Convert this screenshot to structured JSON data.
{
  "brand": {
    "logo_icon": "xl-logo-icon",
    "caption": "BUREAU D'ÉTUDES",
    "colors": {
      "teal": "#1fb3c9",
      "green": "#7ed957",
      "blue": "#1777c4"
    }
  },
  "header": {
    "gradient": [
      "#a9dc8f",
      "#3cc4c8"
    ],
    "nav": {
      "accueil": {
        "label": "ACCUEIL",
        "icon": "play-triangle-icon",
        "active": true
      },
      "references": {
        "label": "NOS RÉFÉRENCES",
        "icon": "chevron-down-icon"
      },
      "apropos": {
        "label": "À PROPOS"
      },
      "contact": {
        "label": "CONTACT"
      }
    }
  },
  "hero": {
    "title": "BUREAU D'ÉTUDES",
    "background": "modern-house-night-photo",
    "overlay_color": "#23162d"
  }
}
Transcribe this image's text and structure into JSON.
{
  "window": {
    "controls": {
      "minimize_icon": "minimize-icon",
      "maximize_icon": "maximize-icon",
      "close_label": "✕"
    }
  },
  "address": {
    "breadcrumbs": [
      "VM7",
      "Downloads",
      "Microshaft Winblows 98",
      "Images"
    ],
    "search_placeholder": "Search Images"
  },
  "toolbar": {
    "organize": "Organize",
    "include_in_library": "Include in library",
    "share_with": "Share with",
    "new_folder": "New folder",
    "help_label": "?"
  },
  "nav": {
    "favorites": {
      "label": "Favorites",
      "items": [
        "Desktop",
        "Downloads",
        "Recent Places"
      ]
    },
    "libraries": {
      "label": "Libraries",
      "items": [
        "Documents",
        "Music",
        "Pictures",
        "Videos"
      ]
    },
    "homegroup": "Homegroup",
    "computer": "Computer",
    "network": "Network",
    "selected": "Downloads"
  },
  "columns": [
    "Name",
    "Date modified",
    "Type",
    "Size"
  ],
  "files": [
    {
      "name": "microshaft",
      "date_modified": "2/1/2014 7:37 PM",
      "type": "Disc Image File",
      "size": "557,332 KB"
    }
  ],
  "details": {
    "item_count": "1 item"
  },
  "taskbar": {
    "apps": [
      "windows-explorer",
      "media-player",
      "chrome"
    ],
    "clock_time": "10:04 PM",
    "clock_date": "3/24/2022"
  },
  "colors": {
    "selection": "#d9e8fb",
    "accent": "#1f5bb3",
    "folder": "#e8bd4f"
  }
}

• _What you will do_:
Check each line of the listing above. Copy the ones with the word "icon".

• _Result for this task_:
    "logo_icon": "xl-logo-icon",
        "icon": "play-triangle-icon",
        "icon": "chevron-down-icon"
      "minimize_icon": "minimize-icon",
      "maximize_icon": "maximize-icon",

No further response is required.